Picture it: The last Thursday of August, one short day away from an extended holiday weekend that could be spent adventuring through Boston, lounging in the sand down the Cape, or simply relaxing in your own home after a warm, satisfying summer. But instead of preparing yourself for some well-deserved R&R, you find yourself stuffing a suitcase with clothes you’ve never worn and knickknacks you don’t remember ever purchasing, steeling yourself for a day of moving madness. Welcome to September 1st in Boston, or as it is affectionately known: Allston Christmas.

From NECN to the Boston Globe, coverage of this chaotic spectacle draws eyes every year. The reports vary: from informative titles such as “The massive move-in extravaganza of ‘Allston Christmas,’ explained” to the humorously ominous “It Has Begun,” reporters from all over the Boston area know about this hectic phenomenon, and want a front-row seat to the madness as it unfolds.

Roughly 70% of Boston’s annual rental leases turn over from September 1st to September 14th every year, allowing for the influx of thousands of Boston college students who are making their way back to the city for the fall semester – the city streets become parking lots for trucks and vans, the sidewalks become homes for abandoned mattresses, and any semblance of order quickly deflates.
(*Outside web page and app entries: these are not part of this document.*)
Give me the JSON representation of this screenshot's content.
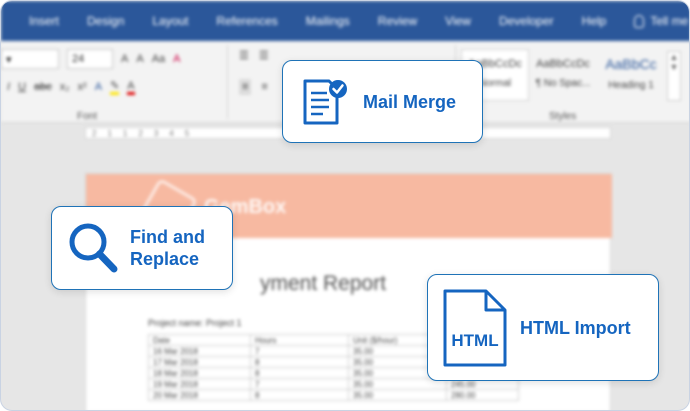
{
  "ribbon": {
    "tabs": [
      "Insert",
      "Design",
      "Layout",
      "References",
      "Mailings",
      "Review",
      "View",
      "Developer",
      "Help"
    ],
    "tell_me": "Tell me",
    "font_size": "24",
    "font_group_label": "Font",
    "styles_group_label": "Styles",
    "styles": [
      {
        "sample": "AaBbCcDc",
        "name": "Normal"
      },
      {
        "sample": "AaBbCcDc",
        "name": "¶ No Spac..."
      },
      {
        "sample": "AaBbCc",
        "name": "Heading 1"
      }
    ]
  },
  "ruler_marks": [
    "2",
    "1",
    "1",
    "2",
    "3",
    "4",
    "5",
    "14",
    "15",
    "17",
    "18"
  ],
  "document": {
    "brand": "GemBox",
    "title": "yment Report",
    "project_label": "Project name: Project 1",
    "table": {
      "headers": [
        "Date",
        "Hours",
        "Unit ($/hour)",
        ""
      ],
      "rows": [
        [
          "16 Mar 2018",
          "7",
          "35.00",
          ""
        ],
        [
          "17 Mar 2018",
          "8",
          "35.00",
          ""
        ],
        [
          "18 Mar 2018",
          "8",
          "35.00",
          ""
        ],
        [
          "19 Mar 2018",
          "7",
          "35.00",
          "245.00"
        ],
        [
          "20 Mar 2018",
          "8",
          "35.00",
          "280.00"
        ]
      ]
    }
  },
  "features": {
    "mail_merge": "Mail Merge",
    "find_replace_line1": "Find and",
    "find_replace_line2": "Replace",
    "html_import": "HTML Import",
    "html_badge": "HTML"
  },
  "colors": {
    "ribbon": "#2b579a",
    "accent": "#1565c0",
    "banner": "#f7b9a1"
  }
}
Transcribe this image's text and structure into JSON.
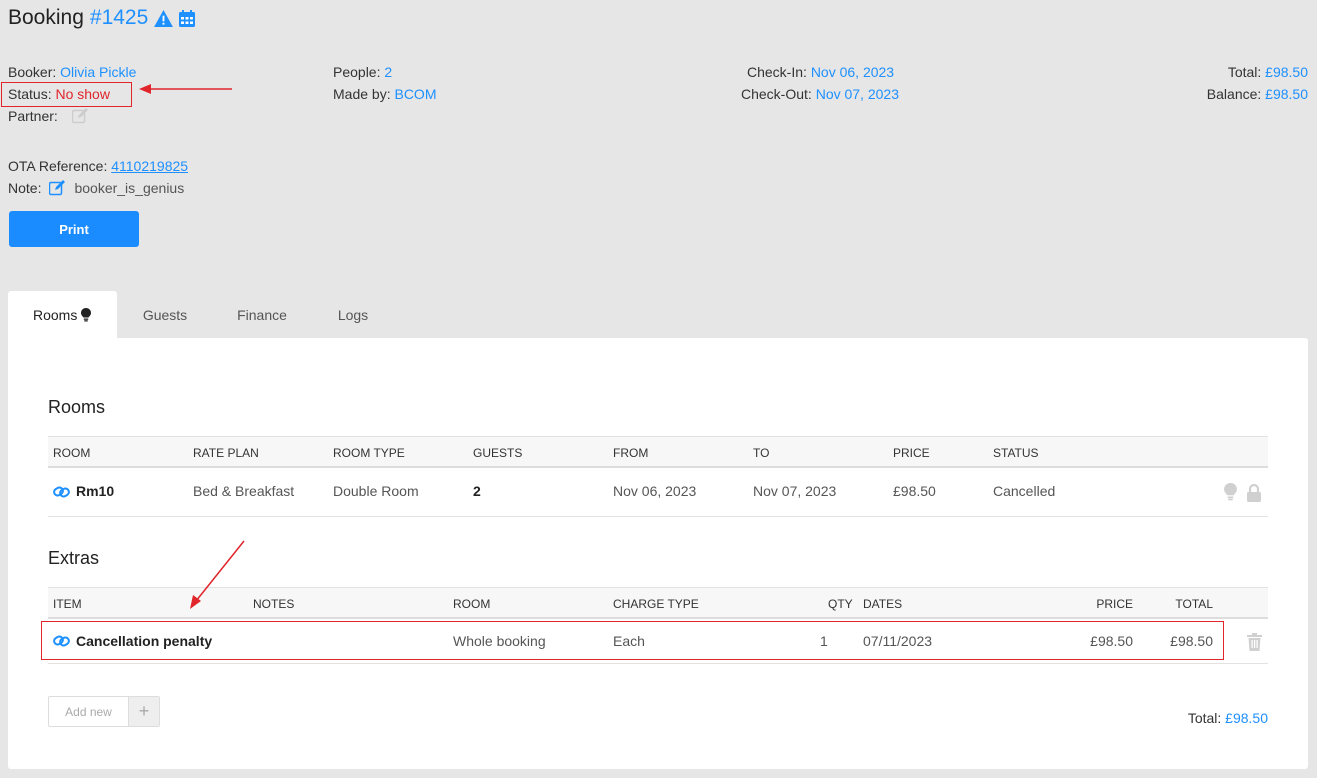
{
  "header": {
    "title_prefix": "Booking",
    "booking_number": "#1425"
  },
  "details": {
    "booker_label": "Booker:",
    "booker_value": "Olivia Pickle",
    "status_label": "Status:",
    "status_value": "No show",
    "partner_label": "Partner:",
    "people_label": "People:",
    "people_value": "2",
    "made_by_label": "Made by:",
    "made_by_value": "BCOM",
    "checkin_label": "Check-In:",
    "checkin_value": "Nov 06, 2023",
    "checkout_label": "Check-Out:",
    "checkout_value": "Nov 07, 2023",
    "total_label": "Total:",
    "total_value": "£98.50",
    "balance_label": "Balance:",
    "balance_value": "£98.50",
    "ota_label": "OTA Reference:",
    "ota_value": "4110219825",
    "note_label": "Note:",
    "note_value": "booker_is_genius"
  },
  "print_label": "Print",
  "tabs": [
    {
      "label": "Rooms"
    },
    {
      "label": "Guests"
    },
    {
      "label": "Finance"
    },
    {
      "label": "Logs"
    }
  ],
  "rooms": {
    "heading": "Rooms",
    "columns": [
      "ROOM",
      "RATE PLAN",
      "ROOM TYPE",
      "GUESTS",
      "FROM",
      "TO",
      "PRICE",
      "STATUS"
    ],
    "rows": [
      {
        "room": "Rm10",
        "rate_plan": "Bed & Breakfast",
        "room_type": "Double Room",
        "guests": "2",
        "from": "Nov 06, 2023",
        "to": "Nov 07, 2023",
        "price": "£98.50",
        "status": "Cancelled"
      }
    ]
  },
  "extras": {
    "heading": "Extras",
    "columns": [
      "ITEM",
      "NOTES",
      "ROOM",
      "CHARGE TYPE",
      "QTY",
      "DATES",
      "PRICE",
      "TOTAL"
    ],
    "rows": [
      {
        "item": "Cancellation penalty",
        "notes": "",
        "room": "Whole booking",
        "charge_type": "Each",
        "qty": "1",
        "dates": "07/11/2023",
        "price": "£98.50",
        "total": "£98.50"
      }
    ],
    "add_new_label": "Add new",
    "total_label": "Total:",
    "total_value": "£98.50"
  },
  "colors": {
    "accent": "#1e90ff",
    "status_no_show": "#e0252b",
    "annotation": "#e0252b"
  }
}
Students at any of Boston’s 25 four-year colleges and universities have traditionally made up one of the most significant chunks of renters in the city, with their numbers increasing exponentially over the past decade or so. As a result, Boston’s landlords have adopted the September-to-September lease cycle, binding tenants to a schedule that is perfect for college students, and challenging for most other Boston renters.

With more than 200,000 students at colleges and universities across the Boston area, 36,000 of them are renting apartments and even entire houses in neighborhoods all across the city – and this doesn’t even take into account those at MIT and Harvard across the Charles. Overall, these students are spread over 13,000 buildings and rentals across the city, mostly focused in areas such as Allston-Brighton, the Fenway, Mission Hill, and the South End.

Even neighborhoods that house a minimal student population and cater mostly to young professionals follow a similar pattern: nearly 80% of rentals in Beacon Hill turn over every September. However, many landlords are beginning to branch out, experimenting with leases starting in other months, such as June 1 or April 1.

That said, it’s more than likely that September 1st is going to remain the infamous “Boston Move In Day” for some time to come – the already massive number of Boston college students is only growing, having jumped 21% from 1995 to 2010.

So for those who don’t have to stress about the marathon that is moving in Boston, your best bet might just be avoiding the city at all costs on September 1st.